During most of the “space race,” the United States lagged behind. The Soviet Union beat us to every single landmark: first satellite. First man in orbit. First to orbit the moon. They won every single event, up to the very final, most important one: the first man on the moon. And once we pulled that off, they announced (sounding much like a petulant child) that they never intended to land on the moon, that it was overrated and unnecessary.
But a funny thing happened after we had our moon landings. The space program kind of trickled off. It seemed that once we had made the big splash in the Sea of Tranquility, the American people kind of said “OK, that was fun, let’s find something else to do.”
I am a huge believer in space exploration. I think that the survival of the human race demands that we get off this mudball and find new worlds, new stars to call home. The ability of this planet (and, for that matter, this sun) to support human life is finite, but our potential is not. We are one asteroid away from oblivion, with all our eggs in this one blue-green basket.
Konstantin Tsiolkovsky, the Soviet rocket scientist and cosmotologist, famously said that “The Earth is the cradle of humanity, but mankind cannot stay in the cradle forever.”
Sometimes I wonder if the reason that our fascination with space exploration — as a reality, not a fantasy — ended because we no longer had a rival. Competition tends to bring out our best efforts, and when the Soviets stopped racing with us, we stopped running ourselves. The space shuttle and the International Space Station are little more than stop-gaps, not truly serious platforms for exploration. They tend to focus down, on Earth and Earth orbit, not outward to the infinite.
Well, we might have our challengers again. In the last few weeks, two countries have made tremendous accomplishments in space travel — and both are Asian.
India managed to successfully launch a satellite into Earth orbit, then de-orbit it and bring it back to earth (well, technically, sea) safely. It was small and relatively primitive, but it worked.
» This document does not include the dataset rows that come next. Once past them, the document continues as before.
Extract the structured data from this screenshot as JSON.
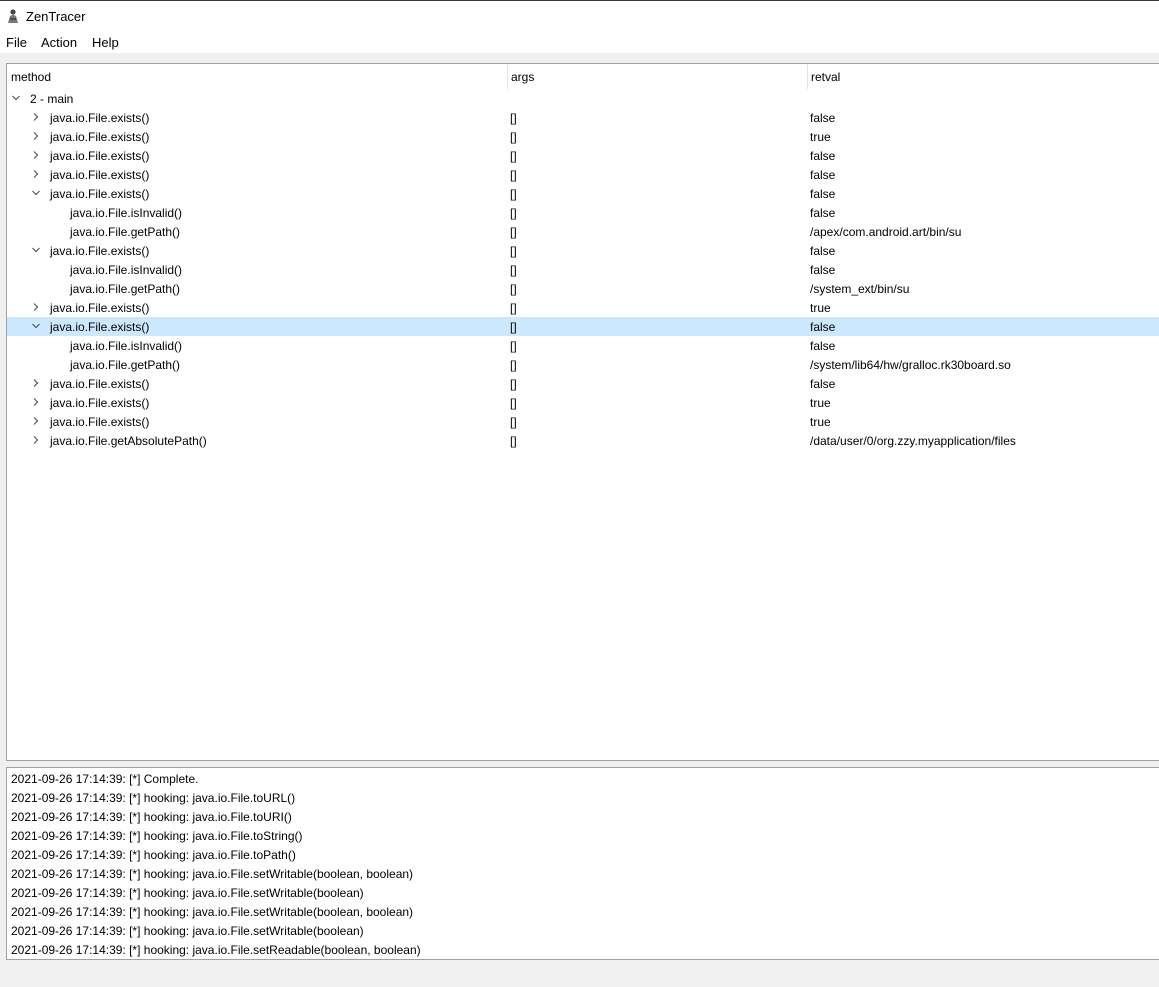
{
  "window": {
    "title": "ZenTracer"
  },
  "menu": [
    "File",
    "Action",
    "Help"
  ],
  "tree": {
    "columns": [
      "method",
      "args",
      "retval"
    ],
    "rows": [
      {
        "method": "2 - main",
        "args": "",
        "retval": "",
        "level": 0,
        "expander": "expanded",
        "selected": false
      },
      {
        "method": "java.io.File.exists()",
        "args": "[]",
        "retval": "false",
        "level": 1,
        "expander": "collapsed",
        "selected": false
      },
      {
        "method": "java.io.File.exists()",
        "args": "[]",
        "retval": "true",
        "level": 1,
        "expander": "collapsed",
        "selected": false
      },
      {
        "method": "java.io.File.exists()",
        "args": "[]",
        "retval": "false",
        "level": 1,
        "expander": "collapsed",
        "selected": false
      },
      {
        "method": "java.io.File.exists()",
        "args": "[]",
        "retval": "false",
        "level": 1,
        "expander": "collapsed",
        "selected": false
      },
      {
        "method": "java.io.File.exists()",
        "args": "[]",
        "retval": "false",
        "level": 1,
        "expander": "expanded",
        "selected": false
      },
      {
        "method": "java.io.File.isInvalid()",
        "args": "[]",
        "retval": "false",
        "level": 2,
        "expander": "none",
        "selected": false
      },
      {
        "method": "java.io.File.getPath()",
        "args": "[]",
        "retval": "/apex/com.android.art/bin/su",
        "level": 2,
        "expander": "none",
        "selected": false
      },
      {
        "method": "java.io.File.exists()",
        "args": "[]",
        "retval": "false",
        "level": 1,
        "expander": "expanded",
        "selected": false
      },
      {
        "method": "java.io.File.isInvalid()",
        "args": "[]",
        "retval": "false",
        "level": 2,
        "expander": "none",
        "selected": false
      },
      {
        "method": "java.io.File.getPath()",
        "args": "[]",
        "retval": "/system_ext/bin/su",
        "level": 2,
        "expander": "none",
        "selected": false
      },
      {
        "method": "java.io.File.exists()",
        "args": "[]",
        "retval": "true",
        "level": 1,
        "expander": "collapsed",
        "selected": false
      },
      {
        "method": "java.io.File.exists()",
        "args": "[]",
        "retval": "false",
        "level": 1,
        "expander": "expanded",
        "selected": true
      },
      {
        "method": "java.io.File.isInvalid()",
        "args": "[]",
        "retval": "false",
        "level": 2,
        "expander": "none",
        "selected": false
      },
      {
        "method": "java.io.File.getPath()",
        "args": "[]",
        "retval": "/system/lib64/hw/gralloc.rk30board.so",
        "level": 2,
        "expander": "none",
        "selected": false
      },
      {
        "method": "java.io.File.exists()",
        "args": "[]",
        "retval": "false",
        "level": 1,
        "expander": "collapsed",
        "selected": false
      },
      {
        "method": "java.io.File.exists()",
        "args": "[]",
        "retval": "true",
        "level": 1,
        "expander": "collapsed",
        "selected": false
      },
      {
        "method": "java.io.File.exists()",
        "args": "[]",
        "retval": "true",
        "level": 1,
        "expander": "collapsed",
        "selected": false
      },
      {
        "method": "java.io.File.getAbsolutePath()",
        "args": "[]",
        "retval": "/data/user/0/org.zzy.myapplication/files",
        "level": 1,
        "expander": "collapsed",
        "selected": false
      }
    ]
  },
  "log": [
    "2021-09-26 17:14:39:  [*] Complete.",
    "2021-09-26 17:14:39:  [*] hooking: java.io.File.toURL()",
    "2021-09-26 17:14:39:  [*] hooking: java.io.File.toURI()",
    "2021-09-26 17:14:39:  [*] hooking: java.io.File.toString()",
    "2021-09-26 17:14:39:  [*] hooking: java.io.File.toPath()",
    "2021-09-26 17:14:39:  [*] hooking: java.io.File.setWritable(boolean, boolean)",
    "2021-09-26 17:14:39:  [*] hooking: java.io.File.setWritable(boolean)",
    "2021-09-26 17:14:39:  [*] hooking: java.io.File.setWritable(boolean, boolean)",
    "2021-09-26 17:14:39:  [*] hooking: java.io.File.setWritable(boolean)",
    "2021-09-26 17:14:39:  [*] hooking: java.io.File.setReadable(boolean, boolean)"
  ],
  "colors": {
    "selection": "#cce8ff",
    "pane_border": "#a0a0a0",
    "window_bg": "#f0f0f0"
  },
  "icons": {
    "app": "zentracer-app-icon",
    "expanded": "chevron-down-icon",
    "collapsed": "chevron-right-icon"
  }
}
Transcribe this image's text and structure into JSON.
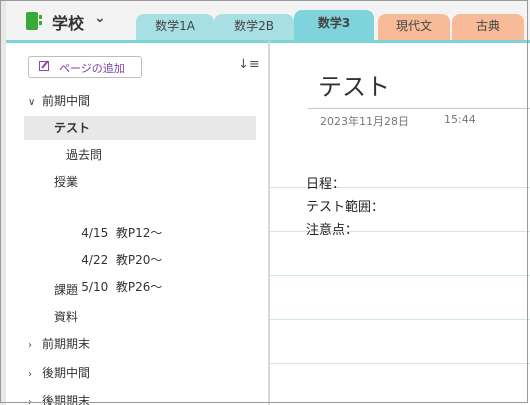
{
  "notebook": {
    "title": "学校"
  },
  "tabs": [
    {
      "label": "数学1A"
    },
    {
      "label": "数学2B"
    },
    {
      "label": "数学3"
    },
    {
      "label": "現代文"
    },
    {
      "label": "古典"
    }
  ],
  "sidebar": {
    "add_page_label": "ページの追加",
    "items": [
      {
        "label": "前期中間"
      },
      {
        "label": "テスト"
      },
      {
        "label": "過去問"
      },
      {
        "label": "授業"
      },
      {
        "label": "4/15  教P12～"
      },
      {
        "label": "4/22  教P20～"
      },
      {
        "label": "5/10  教P26～"
      },
      {
        "label": "課題"
      },
      {
        "label": "資料"
      },
      {
        "label": "前期期末"
      },
      {
        "label": "後期中間"
      },
      {
        "label": "後期期末"
      }
    ]
  },
  "page": {
    "title": "テスト",
    "date": "2023年11月28日",
    "time": "15:44",
    "lines": [
      "日程：",
      "テスト範囲：",
      "注意点："
    ]
  },
  "colors": {
    "tab_math": "#a8dfe3",
    "tab_math_active": "#7fd3da",
    "tab_japanese": "#f7bb97",
    "notebook_icon": "#3aa935",
    "add_page_text": "#7b3fa6"
  }
}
And while India was playing with plowshares, China pulled out its sword. It successfully attacked and destroyed a satellite in earth orbit. This not only served to cause huge immediate headaches for those in the satellite business (it increased the amount of “space junk” by a significant percentage, threatening all other satellites with damage or destruction from collisions with the debris), but put the world on notice that China has proven it has the capability to destroy satellites at will — weather satellites, communication satellites, GPS satellites, spy satellites, and, if they chose, spacecraft and space stations.
For years, the “militarization” of space has been a huge issue. Treaties have been signed limiting or banning weapons in space, or that can reach space. While the wisdom of such pacts can be debated, the plain and simple fact is out: China can reach out and swat pretty much any satellite that it finds offensive, and that reality is not going to change.
Will this serve as a wake-up call for the United States, once the undisputed king of space exploration? Or will we cede the cosmic “high ground” to those who wish to claim it?
I sincerely hope not.